Market and auctions

Slip-up. Not for everyone.

Some risky choices penalised Bonhams at Goodwood, but some managed to take advantage of it.
Cliff Goodall’s view

Photo credit: Bonhams

The harder the game gets, the higher the price of the risky choices you make. It’s not a criticism, that’s not our role. It is a statement after the not-exactly-exhilarating results of the Bonhams Auction at Goodwood Speed Week. Clearly, they were wrong to defy one of the sacred rules of hammer sales: simplicity. The auction was held in London but the cars were exhibited in Goodwood, 67 miles away, not exactly around the corner. Then the sale was divided into two parts, first automobilia and some cars, and then, after a couple of hours, the other cars. Without considering the hygiene and social-distancing rules we now take for granted but which cannot be overlooked that inevitably complicate the registration and entry procedures.

The results speak for themselves. The first part of the sale closed with 47% of the cars sold and 37% in takings (and here too, it’s fair to make an observation: the estimates, in many cases were optimistic), but the effect of the interruption was substantial: in the second part of the sale, 37.9% of the cars changed hands but this was not reflected in the takings, which dropped to just 28.8%. Thankfully the top lot was fought for and sold successfully, accounting for almost half the total of the second part.

In the end, the final tally came to £5,610,407 sold against £17,151,000 offered (32.7%) and 44 successful sales out of a potential 99 opportunities (44.44%).

1967 Ferrari 330 GTS sold for £1,269,400

At £1,269,400 the 1967 Ferrari 330 GTS was the top lot and generated almost a quarter of the day’s takings. Originally light blue with red interior (but now presented in red with cream interior), and delivered new to Milan, the car was exported between the 70s and the 80s to the United States. Returning to Europe in 2004, she had two owners in less than two years before her current one came into possession in December 2005. The car was estimated at £1.2-1.5 million and was sold within the estimate but the car was due to be auctioned at Monaco in May (cancelled) with an estimate of €1.4-1.8 million. At today’s exchange rate, the selling price would be €1,395,000, slightly below the previous forecasts.

1961 Emeryson 1.5-Litre Formula 1 Single-seater sold for £161,000

Although this was the “Goodwood” auction, there were far fewer track cars than in previous years and only one ready-to-race car was sold. The 1961 Emeryson F1 with a 1.5 litre engine was a tempting piece for anyone looking to participate in the Goodwood Revival 2021 or the Grand Prix Historique du Monaco for its interesting history in the top category. Delivered new to Ecurie National Belge, she had praiseworthy results while driven by Lucien Bianchi, who came fourth in the Brussels GP and eleventh at the Syracuse GP with Willy Mairesse behind the wheel. The owner had hoped to close at the top of the estimate of £150-200,000, at least to break even from the £174,380 paid three years ago but eventually accepted a small loss and handed it over to its new caretaker for £161,000.

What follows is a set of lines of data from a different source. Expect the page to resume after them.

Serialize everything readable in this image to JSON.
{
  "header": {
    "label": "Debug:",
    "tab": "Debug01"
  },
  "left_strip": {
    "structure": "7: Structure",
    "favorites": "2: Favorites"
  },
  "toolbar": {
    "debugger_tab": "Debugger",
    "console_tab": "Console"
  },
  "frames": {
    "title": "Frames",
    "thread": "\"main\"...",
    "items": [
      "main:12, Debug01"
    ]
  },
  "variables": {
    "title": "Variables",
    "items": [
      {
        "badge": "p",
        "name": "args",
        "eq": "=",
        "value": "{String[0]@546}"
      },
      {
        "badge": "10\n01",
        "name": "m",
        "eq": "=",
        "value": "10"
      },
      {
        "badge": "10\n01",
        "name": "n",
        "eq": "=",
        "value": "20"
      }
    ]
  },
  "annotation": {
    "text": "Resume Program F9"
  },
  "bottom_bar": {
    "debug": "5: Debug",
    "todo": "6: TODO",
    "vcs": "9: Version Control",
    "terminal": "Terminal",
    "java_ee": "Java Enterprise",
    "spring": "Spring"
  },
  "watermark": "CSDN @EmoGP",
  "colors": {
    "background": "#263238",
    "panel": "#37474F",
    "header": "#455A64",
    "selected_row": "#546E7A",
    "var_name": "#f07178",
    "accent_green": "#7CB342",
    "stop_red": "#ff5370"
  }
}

1959 Aston Martin DB4 Series I sold for £276,000

I have a particular connection with the Aston Martin DB4, especially the first series. I was having dinner with a friend (owner of a DB4) in January 2015 when a second series example went under the hammer. Although it went unsold, the $850,000 offer filled him with joy and he looked like he was holding a winning lottery ticket — plus his was a first series so it could be worth even more! My advice was “sell it immediately” but, alas, he didn’t listen to me. In London a first series from 1959 in the same Pacific Blue with Blue Grey Connolly colour scheme changed hands for £276,000. Matching numbers and with extensive servicing works performed by RS Williams a few months ago. All in all, a really good deal. Talk about “seize the moment”!

1968 Porsche 911 2.0 Targa sold for £43,700

The best deal at the auction? Two Porsches. It seems strange to say this but usually Porsche 911s always find buyers at the right price – they are what they say in financial jargon “liquid investments” – but this time it was different. A grey 911 2.0 Targa from 1968 estimated at £100-170,000 went for £43,700 while a red 912, estimated at £37-55,000 went for £26,450. Two super-prices, but where’s the catch? These are the biggest examples of how complication is the worst enemy of a record result. Coming from the same seller the cars looked very nice but a note on the side of the catalogue read: “Please note that on inspection we feel this vehicle was overdescribed, please contact the department for a detailed condition report” with the Targa that halved its estimate to £50-70,000. What did that mean? Buyers were first expected to call the auction house to discover the mystery, then go to Goodwood to see it in person and finally travel to London and try to take it home. All too complicated, particularly these days. Did I mention that simplicity brings results? Not knowing what’s behind it I’m tempted to say, (with reservation) that these two appear to have been the best deals of the auction. A job well done for the person who took them home or a complete gamble given the final price?

1967 Porsche 912 sold for £26,450